Haiti is found in the Atlantic Hurricane Basin which makes it vulnerable to hurricanes. Not many studies are certain about the real link between climate change and hurricane frequency however there is a link with wetter and more intense hurricanes.
Yemen is one of the several countries to be gravely impacted by rising sea levels. Exacerbated by rising sea levels, malaria is also becoming even more common in Yemen.
Manila is so densely populated making evacuations difficult. The city suffers from poor infrastructure and a lack of effective drainage and sanitation systems. However, the country is being more proactive. Part of its national budget has been set aside for the agricultural sector and for the development of infrastructure to be more prepared for natural disasters.
Just 6 feet above sea level, the nation’s existence is being threatened. The rising sea levels put the island’s freshwater at risk for contamination. The island is dependent on its fishing industry which would be greatly affected by climate change.
17. United Arab Emirates
The country is at “extreme risk” of water stress as more energy would be spent on cooling. However, it has invested in the production of its own freshwater, temperature-controlled spaces, green energy and bioengineering crops to be adaptable to extreme heat.
Findings in climate change projects are not exact since several factors should be considered. Niall Smith spoke of the role of political and social climates in a country’s preparedness in cases of potential environmental threats.
Scientists have likewise not come to a consensus regarding whether or not investments should be made on either local or global efforts. Brian R. Silliman of Duke’s Nicholas School of Environment says that both are needed. He says that local efforts lessen the impact of climate change and pave the way for sinking cities and bleaching corals to adapt.
There are several other possible ways to handle the issue. Relocating people should be the last option.
Sustainable water management is a possible solution for the prevention of water shortage. Innovation regarding water supply is necessary to prevent the over-extraction of groundwater. Groundwater tables may also be built. Concrete characterizes urban life instead of natural parks and rivers. Effective urban planning or how cities are constructed should be considered. Shorelines must be protected by ways such as building on stilts.

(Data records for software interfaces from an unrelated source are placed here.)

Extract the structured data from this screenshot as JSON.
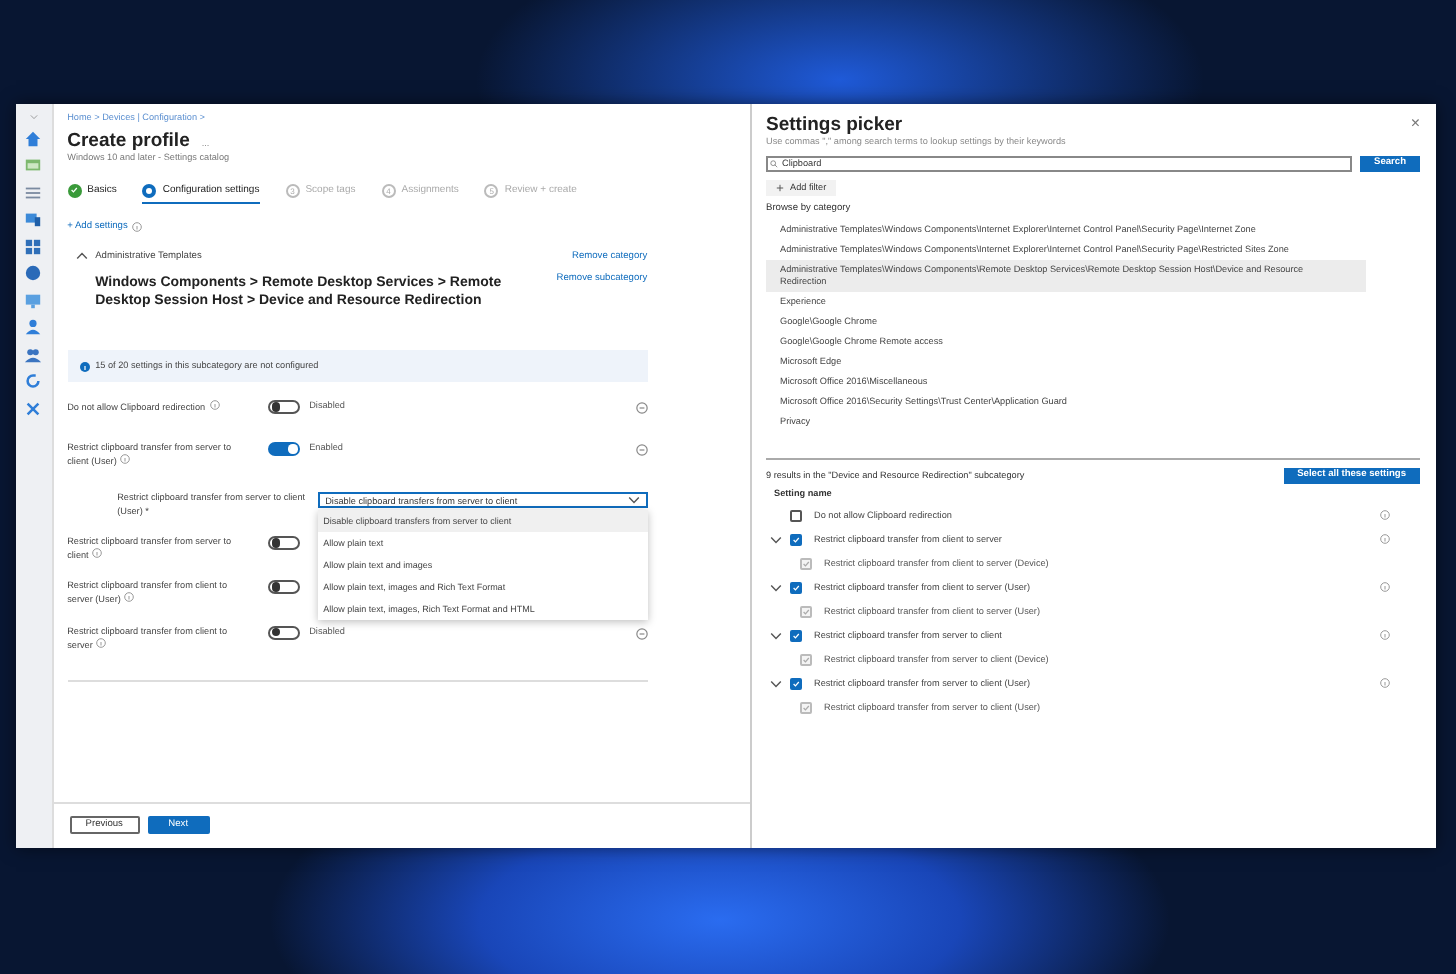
{
  "profile": {
    "breadcrumb": "Home > Devices | Configuration >",
    "title": "Create profile",
    "more": "...",
    "subtitle": "Windows 10 and later - Settings catalog",
    "steps": [
      {
        "label": "Basics",
        "completed": true,
        "selected": false
      },
      {
        "label": "Configuration settings",
        "completed": false,
        "selected": true
      },
      {
        "number": "3",
        "label": "Scope tags",
        "completed": false,
        "selected": false
      },
      {
        "number": "4",
        "label": "Assignments",
        "completed": false,
        "selected": false
      },
      {
        "number": "5",
        "label": "Review + create",
        "completed": false,
        "selected": false
      }
    ],
    "add_settings": "+ Add settings",
    "category": {
      "name": "Administrative Templates",
      "expanded": true,
      "remove": "Remove category"
    },
    "subcategory": {
      "name": "Windows Components > Remote Desktop Services > Remote Desktop Session Host > Device and Resource Redirection",
      "remove": "Remove subcategory"
    },
    "info": "15 of 20 settings in this subcategory are not configured",
    "settings": [
      {
        "kind": "toggle",
        "label": "Do not allow Clipboard redirection",
        "on": false,
        "state_text": "Disabled"
      },
      {
        "kind": "toggle",
        "label": "Restrict clipboard transfer from server to client (User)",
        "on": true,
        "state_text": "Enabled"
      },
      {
        "kind": "dropdown",
        "label": "Restrict clipboard transfer from server to client (User) *",
        "value": "Disable clipboard transfers from server to client",
        "expanded": true,
        "options": [
          {
            "label": "Disable clipboard transfers from server to client",
            "selected": true
          },
          {
            "label": "Allow plain text",
            "selected": false
          },
          {
            "label": "Allow plain text and images",
            "selected": false
          },
          {
            "label": "Allow plain text, images and Rich Text Format",
            "selected": false
          },
          {
            "label": "Allow plain text, images, Rich Text Format and HTML",
            "selected": false
          }
        ]
      },
      {
        "kind": "toggle",
        "label": "Restrict clipboard transfer from server to client",
        "on": false
      },
      {
        "kind": "toggle",
        "label": "Restrict clipboard transfer from client to server (User)",
        "on": false
      },
      {
        "kind": "toggle",
        "label": "Restrict clipboard transfer from client to server",
        "on": false,
        "state_text": "Disabled"
      }
    ],
    "buttons": [
      {
        "label": "Previous",
        "kind": "secondary"
      },
      {
        "label": "Next",
        "kind": "primary"
      }
    ]
  },
  "picker": {
    "title": "Settings picker",
    "close": "×",
    "hint": "Use commas \",\" among search terms to lookup settings by their keywords",
    "search": {
      "value": "Clipboard"
    },
    "search_button": "Search",
    "add_filter": "Add filter",
    "browse_label": "Browse by category",
    "categories": [
      {
        "label": "Administrative Templates\\Windows Components\\Internet Explorer\\Internet Control Panel\\Security Page\\Internet Zone",
        "selected": false
      },
      {
        "label": "Administrative Templates\\Windows Components\\Internet Explorer\\Internet Control Panel\\Security Page\\Restricted Sites Zone",
        "selected": false
      },
      {
        "label": "Administrative Templates\\Windows Components\\Remote Desktop Services\\Remote Desktop Session Host\\Device and Resource Redirection",
        "selected": true
      },
      {
        "label": "Experience",
        "selected": false
      },
      {
        "label": "Google\\Google Chrome",
        "selected": false
      },
      {
        "label": "Google\\Google Chrome Remote access",
        "selected": false
      },
      {
        "label": "Microsoft Edge",
        "selected": false
      },
      {
        "label": "Microsoft Office 2016\\Miscellaneous",
        "selected": false
      },
      {
        "label": "Microsoft Office 2016\\Security Settings\\Trust Center\\Application Guard",
        "selected": false
      },
      {
        "label": "Privacy",
        "selected": false
      }
    ],
    "results_label": "9 results in the \"Device and Resource Redirection\" subcategory",
    "select_all": "Select all these settings",
    "column": "Setting name",
    "results": [
      {
        "label": "Do not allow Clipboard redirection",
        "checked": false
      },
      {
        "label": "Restrict clipboard transfer from client to server",
        "checked": true,
        "expanded": true,
        "children": [
          {
            "label": "Restrict clipboard transfer from client to server (Device)",
            "checked": true
          }
        ]
      },
      {
        "label": "Restrict clipboard transfer from client to server (User)",
        "checked": true,
        "expanded": true,
        "children": [
          {
            "label": "Restrict clipboard transfer from client to server (User)",
            "checked": true
          }
        ]
      },
      {
        "label": "Restrict clipboard transfer from server to client",
        "checked": true,
        "expanded": true,
        "children": [
          {
            "label": "Restrict clipboard transfer from server to client (Device)",
            "checked": true
          }
        ]
      },
      {
        "label": "Restrict clipboard transfer from server to client (User)",
        "checked": true,
        "expanded": true,
        "children": [
          {
            "label": "Restrict clipboard transfer from server to client (User)",
            "checked": true
          }
        ]
      }
    ]
  }
}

Climate change undoubtedly creates a widespread impact worldwide but its gravity is felt in varying levels of intensity across the globe. Countries with widespread poverty and those with inefficient governments are at greater risk and are usually not sufficiently equipped to face the environmental threats. Sinking places is another one of these issues which can be addressed in several ways. More proactive approaches should definitely be taken.